## WORK TASK
Report each line of the material below where the word "high" can be found.

++++

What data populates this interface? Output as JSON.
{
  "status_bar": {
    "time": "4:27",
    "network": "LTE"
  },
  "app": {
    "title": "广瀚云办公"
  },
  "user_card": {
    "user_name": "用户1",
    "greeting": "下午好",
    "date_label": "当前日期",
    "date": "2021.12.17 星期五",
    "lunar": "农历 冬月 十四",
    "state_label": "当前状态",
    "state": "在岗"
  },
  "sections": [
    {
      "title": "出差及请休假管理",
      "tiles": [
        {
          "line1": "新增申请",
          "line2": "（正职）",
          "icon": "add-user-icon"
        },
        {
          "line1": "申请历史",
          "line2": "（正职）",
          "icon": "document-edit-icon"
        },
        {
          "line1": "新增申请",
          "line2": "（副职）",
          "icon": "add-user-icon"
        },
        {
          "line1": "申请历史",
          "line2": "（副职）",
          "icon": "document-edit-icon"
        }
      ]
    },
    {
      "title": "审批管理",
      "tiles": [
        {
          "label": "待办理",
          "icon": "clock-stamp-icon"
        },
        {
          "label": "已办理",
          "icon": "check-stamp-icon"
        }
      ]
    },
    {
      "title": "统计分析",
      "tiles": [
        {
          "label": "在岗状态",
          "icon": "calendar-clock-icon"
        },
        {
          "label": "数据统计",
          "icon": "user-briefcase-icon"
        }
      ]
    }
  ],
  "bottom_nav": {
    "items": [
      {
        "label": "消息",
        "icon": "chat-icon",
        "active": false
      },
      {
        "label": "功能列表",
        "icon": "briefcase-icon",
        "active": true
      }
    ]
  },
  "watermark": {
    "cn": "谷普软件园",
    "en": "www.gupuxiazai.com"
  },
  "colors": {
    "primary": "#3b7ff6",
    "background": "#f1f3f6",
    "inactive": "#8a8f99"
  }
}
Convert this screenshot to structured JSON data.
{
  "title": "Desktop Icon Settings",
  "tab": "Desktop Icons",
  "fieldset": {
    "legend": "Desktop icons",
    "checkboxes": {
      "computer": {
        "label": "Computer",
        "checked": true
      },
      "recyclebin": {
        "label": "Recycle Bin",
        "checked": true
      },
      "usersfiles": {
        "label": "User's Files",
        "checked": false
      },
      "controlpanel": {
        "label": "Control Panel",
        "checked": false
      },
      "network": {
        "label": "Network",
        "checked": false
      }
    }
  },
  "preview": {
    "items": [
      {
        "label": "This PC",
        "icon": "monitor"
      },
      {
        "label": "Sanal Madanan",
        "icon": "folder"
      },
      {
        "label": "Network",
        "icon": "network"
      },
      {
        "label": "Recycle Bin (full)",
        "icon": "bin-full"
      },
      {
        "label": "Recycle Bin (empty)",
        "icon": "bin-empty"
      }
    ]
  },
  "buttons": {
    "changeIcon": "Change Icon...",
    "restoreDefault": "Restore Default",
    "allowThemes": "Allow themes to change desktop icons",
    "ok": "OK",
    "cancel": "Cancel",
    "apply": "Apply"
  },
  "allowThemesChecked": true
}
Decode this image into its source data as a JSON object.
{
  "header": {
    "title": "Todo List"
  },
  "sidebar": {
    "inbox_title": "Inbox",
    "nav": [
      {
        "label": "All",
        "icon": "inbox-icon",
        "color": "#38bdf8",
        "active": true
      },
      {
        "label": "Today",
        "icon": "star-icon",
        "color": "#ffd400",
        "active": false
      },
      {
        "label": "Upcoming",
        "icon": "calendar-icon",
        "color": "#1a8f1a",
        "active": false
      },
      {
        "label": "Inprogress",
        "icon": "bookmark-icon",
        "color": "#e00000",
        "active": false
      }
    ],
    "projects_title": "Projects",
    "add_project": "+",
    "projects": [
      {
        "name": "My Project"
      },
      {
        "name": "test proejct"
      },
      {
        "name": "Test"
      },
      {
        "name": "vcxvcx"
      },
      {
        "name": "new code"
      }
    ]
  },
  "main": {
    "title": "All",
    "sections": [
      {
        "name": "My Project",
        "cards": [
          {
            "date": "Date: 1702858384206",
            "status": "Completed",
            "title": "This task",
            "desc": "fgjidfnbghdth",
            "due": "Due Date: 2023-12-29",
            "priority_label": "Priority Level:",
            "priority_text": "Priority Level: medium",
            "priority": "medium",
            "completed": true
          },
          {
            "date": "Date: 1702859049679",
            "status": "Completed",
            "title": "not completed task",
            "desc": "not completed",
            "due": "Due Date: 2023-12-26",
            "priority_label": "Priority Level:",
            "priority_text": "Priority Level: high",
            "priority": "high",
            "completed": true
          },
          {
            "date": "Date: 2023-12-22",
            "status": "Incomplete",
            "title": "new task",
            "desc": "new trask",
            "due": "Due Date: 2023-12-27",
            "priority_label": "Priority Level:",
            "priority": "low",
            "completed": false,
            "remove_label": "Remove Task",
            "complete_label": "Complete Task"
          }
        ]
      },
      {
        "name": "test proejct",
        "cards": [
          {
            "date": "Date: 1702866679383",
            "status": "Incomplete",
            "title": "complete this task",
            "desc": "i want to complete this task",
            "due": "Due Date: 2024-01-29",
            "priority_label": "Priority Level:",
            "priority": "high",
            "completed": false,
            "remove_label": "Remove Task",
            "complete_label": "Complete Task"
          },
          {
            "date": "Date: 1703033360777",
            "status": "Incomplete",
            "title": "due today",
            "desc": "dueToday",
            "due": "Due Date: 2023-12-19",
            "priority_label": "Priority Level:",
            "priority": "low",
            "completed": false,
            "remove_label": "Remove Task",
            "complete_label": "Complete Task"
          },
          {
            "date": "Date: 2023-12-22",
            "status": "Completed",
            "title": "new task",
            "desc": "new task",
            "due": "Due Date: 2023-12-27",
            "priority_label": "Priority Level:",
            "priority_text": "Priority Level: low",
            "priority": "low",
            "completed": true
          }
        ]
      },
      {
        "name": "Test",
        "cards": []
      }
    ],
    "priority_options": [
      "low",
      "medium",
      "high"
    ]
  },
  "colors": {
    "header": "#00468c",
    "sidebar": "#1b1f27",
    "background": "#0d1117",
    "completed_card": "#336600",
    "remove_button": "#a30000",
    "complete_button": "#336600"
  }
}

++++

## RESPONSE BOX
            "priority_text": "Priority Level: high",
            "priority": "high",
            "priority": "high",
      "high"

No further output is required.